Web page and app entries
------------------------------------------------
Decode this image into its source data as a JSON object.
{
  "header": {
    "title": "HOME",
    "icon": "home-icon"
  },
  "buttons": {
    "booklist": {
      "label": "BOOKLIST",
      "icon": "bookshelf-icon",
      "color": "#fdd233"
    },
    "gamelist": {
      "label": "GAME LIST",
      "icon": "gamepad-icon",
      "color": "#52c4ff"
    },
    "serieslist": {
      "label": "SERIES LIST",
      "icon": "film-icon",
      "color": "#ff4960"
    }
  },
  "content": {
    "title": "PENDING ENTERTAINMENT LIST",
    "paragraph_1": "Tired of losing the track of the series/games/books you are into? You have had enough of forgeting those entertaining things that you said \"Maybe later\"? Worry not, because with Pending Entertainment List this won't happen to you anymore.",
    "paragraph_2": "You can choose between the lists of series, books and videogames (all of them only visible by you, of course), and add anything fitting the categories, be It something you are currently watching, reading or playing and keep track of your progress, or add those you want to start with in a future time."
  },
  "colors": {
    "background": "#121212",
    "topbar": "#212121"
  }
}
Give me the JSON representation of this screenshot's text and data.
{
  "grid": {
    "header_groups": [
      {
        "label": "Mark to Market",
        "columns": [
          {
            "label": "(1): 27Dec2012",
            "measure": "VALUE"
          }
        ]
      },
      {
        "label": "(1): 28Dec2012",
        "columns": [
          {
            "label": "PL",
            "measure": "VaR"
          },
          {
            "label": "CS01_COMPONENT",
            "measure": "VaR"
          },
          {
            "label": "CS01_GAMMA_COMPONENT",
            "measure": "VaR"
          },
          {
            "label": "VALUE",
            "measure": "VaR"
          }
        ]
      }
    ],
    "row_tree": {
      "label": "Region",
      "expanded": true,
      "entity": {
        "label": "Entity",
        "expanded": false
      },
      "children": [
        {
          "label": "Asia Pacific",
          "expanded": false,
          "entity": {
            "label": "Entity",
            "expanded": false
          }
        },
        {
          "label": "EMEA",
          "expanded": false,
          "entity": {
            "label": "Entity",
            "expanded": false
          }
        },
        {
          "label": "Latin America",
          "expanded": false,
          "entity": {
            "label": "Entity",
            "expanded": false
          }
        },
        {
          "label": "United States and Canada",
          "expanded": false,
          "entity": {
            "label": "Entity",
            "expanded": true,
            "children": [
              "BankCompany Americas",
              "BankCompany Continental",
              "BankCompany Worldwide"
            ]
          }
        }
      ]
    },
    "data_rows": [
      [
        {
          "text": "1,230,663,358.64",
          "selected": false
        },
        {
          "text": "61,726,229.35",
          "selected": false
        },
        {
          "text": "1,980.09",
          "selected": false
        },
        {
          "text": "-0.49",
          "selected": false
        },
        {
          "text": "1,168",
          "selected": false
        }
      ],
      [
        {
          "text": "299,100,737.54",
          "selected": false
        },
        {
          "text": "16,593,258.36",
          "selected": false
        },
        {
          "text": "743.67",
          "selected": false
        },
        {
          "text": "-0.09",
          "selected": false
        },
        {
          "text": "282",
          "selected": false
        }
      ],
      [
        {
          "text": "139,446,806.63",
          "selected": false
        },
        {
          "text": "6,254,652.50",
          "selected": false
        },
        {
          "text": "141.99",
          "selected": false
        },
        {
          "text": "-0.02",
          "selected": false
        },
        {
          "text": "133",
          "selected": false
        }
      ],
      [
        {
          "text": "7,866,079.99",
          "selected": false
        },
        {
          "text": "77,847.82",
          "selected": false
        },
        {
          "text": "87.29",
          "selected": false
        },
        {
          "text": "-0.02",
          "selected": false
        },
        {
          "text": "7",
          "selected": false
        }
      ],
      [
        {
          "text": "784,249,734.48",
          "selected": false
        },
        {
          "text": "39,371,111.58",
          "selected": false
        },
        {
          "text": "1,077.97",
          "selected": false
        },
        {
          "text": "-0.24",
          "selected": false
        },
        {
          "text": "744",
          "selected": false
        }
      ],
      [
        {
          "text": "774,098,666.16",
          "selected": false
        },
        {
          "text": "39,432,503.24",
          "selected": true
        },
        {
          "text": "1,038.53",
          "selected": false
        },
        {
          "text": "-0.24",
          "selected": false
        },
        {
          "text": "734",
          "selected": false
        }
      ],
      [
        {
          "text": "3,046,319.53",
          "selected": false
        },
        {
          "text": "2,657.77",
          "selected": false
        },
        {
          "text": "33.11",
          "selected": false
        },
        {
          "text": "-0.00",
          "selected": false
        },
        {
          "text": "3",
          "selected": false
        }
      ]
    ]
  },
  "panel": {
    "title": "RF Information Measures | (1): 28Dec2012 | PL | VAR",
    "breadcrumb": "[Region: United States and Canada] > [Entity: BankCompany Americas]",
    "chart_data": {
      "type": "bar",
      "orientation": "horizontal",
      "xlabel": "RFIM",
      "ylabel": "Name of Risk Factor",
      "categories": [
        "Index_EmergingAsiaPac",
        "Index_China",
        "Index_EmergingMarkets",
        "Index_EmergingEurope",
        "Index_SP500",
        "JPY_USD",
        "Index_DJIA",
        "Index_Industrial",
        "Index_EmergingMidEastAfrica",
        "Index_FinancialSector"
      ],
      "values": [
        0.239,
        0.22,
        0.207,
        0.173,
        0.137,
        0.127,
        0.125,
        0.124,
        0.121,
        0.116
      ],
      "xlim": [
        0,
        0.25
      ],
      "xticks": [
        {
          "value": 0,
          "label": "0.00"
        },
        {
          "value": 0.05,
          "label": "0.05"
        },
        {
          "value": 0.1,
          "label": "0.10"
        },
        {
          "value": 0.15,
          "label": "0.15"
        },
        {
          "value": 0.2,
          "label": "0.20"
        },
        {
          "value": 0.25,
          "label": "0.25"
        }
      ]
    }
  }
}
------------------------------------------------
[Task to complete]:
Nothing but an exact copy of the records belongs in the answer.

[Exercise output]:
Decode this image into its source data as a JSON object.
{
  "header": {
    "title": "HOME",
    "icon": "home-icon"
  },
  "buttons": {
    "booklist": {
      "label": "BOOKLIST",
      "icon": "bookshelf-icon",
      "color": "#fdd233"
    },
    "gamelist": {
      "label": "GAME LIST",
      "icon": "gamepad-icon",
      "color": "#52c4ff"
    },
    "serieslist": {
      "label": "SERIES LIST",
      "icon": "film-icon",
      "color": "#ff4960"
    }
  },
  "content": {
    "title": "PENDING ENTERTAINMENT LIST",
    "paragraph_1": "Tired of losing the track of the series/games/books you are into? You have had enough of forgeting those entertaining things that you said \"Maybe later\"? Worry not, because with Pending Entertainment List this won't happen to you anymore.",
    "paragraph_2": "You can choose between the lists of series, books and videogames (all of them only visible by you, of course), and add anything fitting the categories, be It something you are currently watching, reading or playing and keep track of your progress, or add those you want to start with in a future time."
  },
  "colors": {
    "background": "#121212",
    "topbar": "#212121"
  }
}
Give me the JSON representation of this screenshot's text and data.
{
  "grid": {
    "header_groups": [
      {
        "label": "Mark to Market",
        "columns": [
          {
            "label": "(1): 27Dec2012",
            "measure": "VALUE"
          }
        ]
      },
      {
        "label": "(1): 28Dec2012",
        "columns": [
          {
            "label": "PL",
            "measure": "VaR"
          },
          {
            "label": "CS01_COMPONENT",
            "measure": "VaR"
          },
          {
            "label": "CS01_GAMMA_COMPONENT",
            "measure": "VaR"
          },
          {
            "label": "VALUE",
            "measure": "VaR"
          }
        ]
      }
    ],
    "row_tree": {
      "label": "Region",
      "expanded": true,
      "entity": {
        "label": "Entity",
        "expanded": false
      },
      "children": [
        {
          "label": "Asia Pacific",
          "expanded": false,
          "entity": {
            "label": "Entity",
            "expanded": false
          }
        },
        {
          "label": "EMEA",
          "expanded": false,
          "entity": {
            "label": "Entity",
            "expanded": false
          }
        },
        {
          "label": "Latin America",
          "expanded": false,
          "entity": {
            "label": "Entity",
            "expanded": false
          }
        },
        {
          "label": "United States and Canada",
          "expanded": false,
          "entity": {
            "label": "Entity",
            "expanded": true,
            "children": [
              "BankCompany Americas",
              "BankCompany Continental",
              "BankCompany Worldwide"
            ]
          }
        }
      ]
    },
    "data_rows": [
      [
        {
          "text": "1,230,663,358.64",
          "selected": false
        },
        {
          "text": "61,726,229.35",
          "selected": false
        },
        {
          "text": "1,980.09",
          "selected": false
        },
        {
          "text": "-0.49",
          "selected": false
        },
        {
          "text": "1,168",
          "selected": false
        }
      ],
      [
        {
          "text": "299,100,737.54",
          "selected": false
        },
        {
          "text": "16,593,258.36",
          "selected": false
        },
        {
          "text": "743.67",
          "selected": false
        },
        {
          "text": "-0.09",
          "selected": false
        },
        {
          "text": "282",
          "selected": false
        }
      ],
      [
        {
          "text": "139,446,806.63",
          "selected": false
        },
        {
          "text": "6,254,652.50",
          "selected": false
        },
        {
          "text": "141.99",
          "selected": false
        },
        {
          "text": "-0.02",
          "selected": false
        },
        {
          "text": "133",
          "selected": false
        }
      ],
      [
        {
          "text": "7,866,079.99",
          "selected": false
        },
        {
          "text": "77,847.82",
          "selected": false
        },
        {
          "text": "87.29",
          "selected": false
        },
        {
          "text": "-0.02",
          "selected": false
        },
        {
          "text": "7",
          "selected": false
        }
      ],
      [
        {
          "text": "784,249,734.48",
          "selected": false
        },
        {
          "text": "39,371,111.58",
          "selected": false
        },
        {
          "text": "1,077.97",
          "selected": false
        },
        {
          "text": "-0.24",
          "selected": false
        },
        {
          "text": "744",
          "selected": false
        }
      ],
      [
        {
          "text": "774,098,666.16",
          "selected": false
        },
        {
          "text": "39,432,503.24",
          "selected": true
        },
        {
          "text": "1,038.53",
          "selected": false
        },
        {
          "text": "-0.24",
          "selected": false
        },
        {
          "text": "734",
          "selected": false
        }
      ],
      [
        {
          "text": "3,046,319.53",
          "selected": false
        },
        {
          "text": "2,657.77",
          "selected": false
        },
        {
          "text": "33.11",
          "selected": false
        },
        {
          "text": "-0.00",
          "selected": false
        },
        {
          "text": "3",
          "selected": false
        }
      ]
    ]
  },
  "panel": {
    "title": "RF Information Measures | (1): 28Dec2012 | PL | VAR",
    "breadcrumb": "[Region: United States and Canada] > [Entity: BankCompany Americas]",
    "chart_data": {
      "type": "bar",
      "orientation": "horizontal",
      "xlabel": "RFIM",
      "ylabel": "Name of Risk Factor",
      "categories": [
        "Index_EmergingAsiaPac",
        "Index_China",
        "Index_EmergingMarkets",
        "Index_EmergingEurope",
        "Index_SP500",
        "JPY_USD",
        "Index_DJIA",
        "Index_Industrial",
        "Index_EmergingMidEastAfrica",
        "Index_FinancialSector"
      ],
      "values": [
        0.239,
        0.22,
        0.207,
        0.173,
        0.137,
        0.127,
        0.125,
        0.124,
        0.121,
        0.116
      ],
      "xlim": [
        0,
        0.25
      ],
      "xticks": [
        {
          "value": 0,
          "label": "0.00"
        },
        {
          "value": 0.05,
          "label": "0.05"
        },
        {
          "value": 0.1,
          "label": "0.10"
        },
        {
          "value": 0.15,
          "label": "0.15"
        },
        {
          "value": 0.2,
          "label": "0.20"
        },
        {
          "value": 0.25,
          "label": "0.25"
        }
      ]
    }
  }
}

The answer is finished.